All three of these eternal covenants have not come to its full results yet. The teachings of covenant theology are that all three of these covenants were somehow fulfilled in the church. This not only produces a number of difficulties, but contradicts the essence of a biblical covenant, especially a unilateral one where the full responsibility is on God to carry out the promises to the other party (Israel). Covenants cannot be broken, altered, or transferred (Gal 3:15). Nowhere in Scripture is there a clear, detailed explanation that the covenant promises transferred to the church, or that Israel was only a prophetic type that pointed to the antitype – the church. The only explanation as to why Israel had not benefited from these covenant promises yet is that it is an eschatological event yet to occur. This is the only reasonable position to take if one truly believes in the clarity of Scripture and the integrity of God’s faithfulness.

The third reason to believe that Israel and the church are distinct is historical. If the church is the new Israel and God pronounced His judgment on the nation during the apostolic era, why does Israel still exist today? If God wanted to make this lesson known concerning the “new Israel” that is the church, then the best way to have done this is to obliterate both the Jerusalem Temple and the Jewish people so that the mere “shadow” or “type” would no longer be necessary, since the substance came with the church. Rather, we see the ethnic people of Israel survive through the centuries, including major attempts to exterminate the race, and reconvene in Palestine to revive national Israel (in 1948) once again!

This bizarre phenomenon cannot be explained but by the intentional design of God to preserve the Jewish people, possibly for an eschatological purpose. We know this divine agenda is reasonable because God preserved and delivered the Jewish people during the 7-year famine in Egypt (Genesis 40-50), the Egyptian oppression and slavery (Exodus), the assassination attempt of Haman during Artaxerxes’ rule (Esther), and the return from exile in Babylon (Ezra, Nehemiah). Extrabiblical records also reveal God’s mercy upon the Israelites during the intertestamonial period when Antiochus Epiphanes tried to destroy the Jews, and, most recently, when Adolf Hitler pursued the same course of action.

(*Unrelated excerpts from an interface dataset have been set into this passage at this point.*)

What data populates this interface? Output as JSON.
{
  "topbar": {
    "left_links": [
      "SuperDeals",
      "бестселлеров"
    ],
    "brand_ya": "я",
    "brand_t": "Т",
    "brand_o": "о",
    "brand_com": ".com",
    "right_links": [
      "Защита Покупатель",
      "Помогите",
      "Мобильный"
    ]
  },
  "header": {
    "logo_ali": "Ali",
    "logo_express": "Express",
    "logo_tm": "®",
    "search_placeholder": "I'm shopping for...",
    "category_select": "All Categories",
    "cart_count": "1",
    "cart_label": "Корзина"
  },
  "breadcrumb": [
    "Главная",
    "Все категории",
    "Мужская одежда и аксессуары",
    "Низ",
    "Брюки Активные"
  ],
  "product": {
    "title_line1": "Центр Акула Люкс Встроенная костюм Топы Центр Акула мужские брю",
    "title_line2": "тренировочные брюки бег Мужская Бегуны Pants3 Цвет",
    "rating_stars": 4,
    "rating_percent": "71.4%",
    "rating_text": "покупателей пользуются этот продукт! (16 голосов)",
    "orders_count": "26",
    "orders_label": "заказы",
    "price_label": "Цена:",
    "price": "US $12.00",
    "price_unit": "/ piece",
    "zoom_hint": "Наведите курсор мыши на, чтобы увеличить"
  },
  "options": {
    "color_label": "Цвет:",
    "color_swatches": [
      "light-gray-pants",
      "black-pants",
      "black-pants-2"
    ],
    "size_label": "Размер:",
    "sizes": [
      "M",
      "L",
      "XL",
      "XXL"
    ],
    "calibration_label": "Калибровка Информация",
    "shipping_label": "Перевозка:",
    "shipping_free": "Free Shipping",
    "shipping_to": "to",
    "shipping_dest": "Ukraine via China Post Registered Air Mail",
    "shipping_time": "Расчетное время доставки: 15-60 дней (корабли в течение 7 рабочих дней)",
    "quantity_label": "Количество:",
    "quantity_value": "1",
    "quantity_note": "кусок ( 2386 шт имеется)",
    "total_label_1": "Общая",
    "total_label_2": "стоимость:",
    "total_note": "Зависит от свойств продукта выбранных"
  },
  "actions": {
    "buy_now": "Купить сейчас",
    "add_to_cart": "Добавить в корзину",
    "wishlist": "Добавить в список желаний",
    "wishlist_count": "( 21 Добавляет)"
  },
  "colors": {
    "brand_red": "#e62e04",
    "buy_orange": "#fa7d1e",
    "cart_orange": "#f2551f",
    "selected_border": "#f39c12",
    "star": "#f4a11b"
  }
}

If God has a plan to preserve the Jews and bring them back to the homeland in which Jesus would return to rule on His throne, it makes reasonable sense that Satan would target the Jewish people in order to thwart God’s future plans. Yet Scripture speaks about national Israel’s rebirth (Is 11:11-12; 66:8; Ez 37:21-22) and Messiah’s reign in that land (Zech 12; Rev 20:1-10).

As I stated, the Israel and church issue at the heart of the dispensational and covenant theology debate is not significant enough that it should thwart the unity of churches that are exclusively focused on the gospel, evangelism, and holy living. However, this issue affects how one approaches and interprets Scripture, which is why it is important for ministers to assess the goal of his ministry and the extent of his expository preaching when candidating at churches. This issue is also significant because it can determine, to a large extent, whether churches support and show a high regard for the state of Israel. God promises in Genesis 12:3 that He blesses those who bless Israel and curses those who curse Israel. If this is true, then it is logical that Satan would want to discourage people from supporting Israel or from thinking that Israel is more “chosen” than other nations on earth. If the church wants to reap in God’s richest blessing, then one of its practices should be to pray for and evangelize national Israel.


Recommended Resource: Has the Church Replaced Israel By Michael Vlach